### Exercise instructions
Print the data in full, exactly as it reads.

### Source data
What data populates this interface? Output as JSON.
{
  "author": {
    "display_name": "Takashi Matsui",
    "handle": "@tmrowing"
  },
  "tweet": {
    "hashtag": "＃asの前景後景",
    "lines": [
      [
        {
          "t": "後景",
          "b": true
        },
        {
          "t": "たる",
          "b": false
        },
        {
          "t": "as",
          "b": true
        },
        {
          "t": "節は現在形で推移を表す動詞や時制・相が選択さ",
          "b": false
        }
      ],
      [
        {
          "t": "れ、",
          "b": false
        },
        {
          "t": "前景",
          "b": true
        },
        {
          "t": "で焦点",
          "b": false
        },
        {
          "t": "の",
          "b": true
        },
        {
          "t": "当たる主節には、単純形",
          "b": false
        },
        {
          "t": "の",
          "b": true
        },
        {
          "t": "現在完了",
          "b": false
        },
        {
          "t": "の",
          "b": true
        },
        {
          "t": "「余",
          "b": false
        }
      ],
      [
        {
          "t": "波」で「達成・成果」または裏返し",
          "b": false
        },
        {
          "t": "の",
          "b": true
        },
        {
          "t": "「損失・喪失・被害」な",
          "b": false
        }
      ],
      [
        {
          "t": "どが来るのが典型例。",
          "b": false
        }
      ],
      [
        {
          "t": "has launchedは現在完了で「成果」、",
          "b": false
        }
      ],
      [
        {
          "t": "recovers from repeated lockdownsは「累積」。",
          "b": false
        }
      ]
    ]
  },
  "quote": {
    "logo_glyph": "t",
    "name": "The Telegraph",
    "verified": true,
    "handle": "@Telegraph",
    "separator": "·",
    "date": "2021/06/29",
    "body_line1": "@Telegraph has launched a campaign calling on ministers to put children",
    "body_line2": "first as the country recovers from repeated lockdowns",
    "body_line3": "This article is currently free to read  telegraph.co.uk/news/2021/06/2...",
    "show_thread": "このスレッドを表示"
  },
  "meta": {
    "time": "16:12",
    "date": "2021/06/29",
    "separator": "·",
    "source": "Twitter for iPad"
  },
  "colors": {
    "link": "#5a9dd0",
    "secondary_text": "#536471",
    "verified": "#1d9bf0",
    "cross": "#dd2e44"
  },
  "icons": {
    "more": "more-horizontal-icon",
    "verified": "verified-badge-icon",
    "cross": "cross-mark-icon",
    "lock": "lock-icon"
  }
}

### Task solution
What data populates this interface? Output as JSON.
{
  "author": {
    "display_name": "Takashi Matsui",
    "handle": "@tmrowing"
  },
  "tweet": {
    "hashtag": "＃asの前景後景",
    "lines": [
      [
        {
          "t": "後景",
          "b": true
        },
        {
          "t": "たる",
          "b": false
        },
        {
          "t": "as",
          "b": true
        },
        {
          "t": "節は現在形で推移を表す動詞や時制・相が選択さ",
          "b": false
        }
      ],
      [
        {
          "t": "れ、",
          "b": false
        },
        {
          "t": "前景",
          "b": true
        },
        {
          "t": "で焦点",
          "b": false
        },
        {
          "t": "の",
          "b": true
        },
        {
          "t": "当たる主節には、単純形",
          "b": false
        },
        {
          "t": "の",
          "b": true
        },
        {
          "t": "現在完了",
          "b": false
        },
        {
          "t": "の",
          "b": true
        },
        {
          "t": "「余",
          "b": false
        }
      ],
      [
        {
          "t": "波」で「達成・成果」または裏返し",
          "b": false
        },
        {
          "t": "の",
          "b": true
        },
        {
          "t": "「損失・喪失・被害」な",
          "b": false
        }
      ],
      [
        {
          "t": "どが来るのが典型例。",
          "b": false
        }
      ],
      [
        {
          "t": "has launchedは現在完了で「成果」、",
          "b": false
        }
      ],
      [
        {
          "t": "recovers from repeated lockdownsは「累積」。",
          "b": false
        }
      ]
    ]
  },
  "quote": {
    "logo_glyph": "t",
    "name": "The Telegraph",
    "verified": true,
    "handle": "@Telegraph",
    "separator": "·",
    "date": "2021/06/29",
    "body_line1": "@Telegraph has launched a campaign calling on ministers to put children",
    "body_line2": "first as the country recovers from repeated lockdowns",
    "body_line3": "This article is currently free to read  telegraph.co.uk/news/2021/06/2...",
    "show_thread": "このスレッドを表示"
  },
  "meta": {
    "time": "16:12",
    "date": "2021/06/29",
    "separator": "·",
    "source": "Twitter for iPad"
  },
  "colors": {
    "link": "#5a9dd0",
    "secondary_text": "#536471",
    "verified": "#1d9bf0",
    "cross": "#dd2e44"
  },
  "icons": {
    "more": "more-horizontal-icon",
    "verified": "verified-badge-icon",
    "cross": "cross-mark-icon",
    "lock": "lock-icon"
  }
}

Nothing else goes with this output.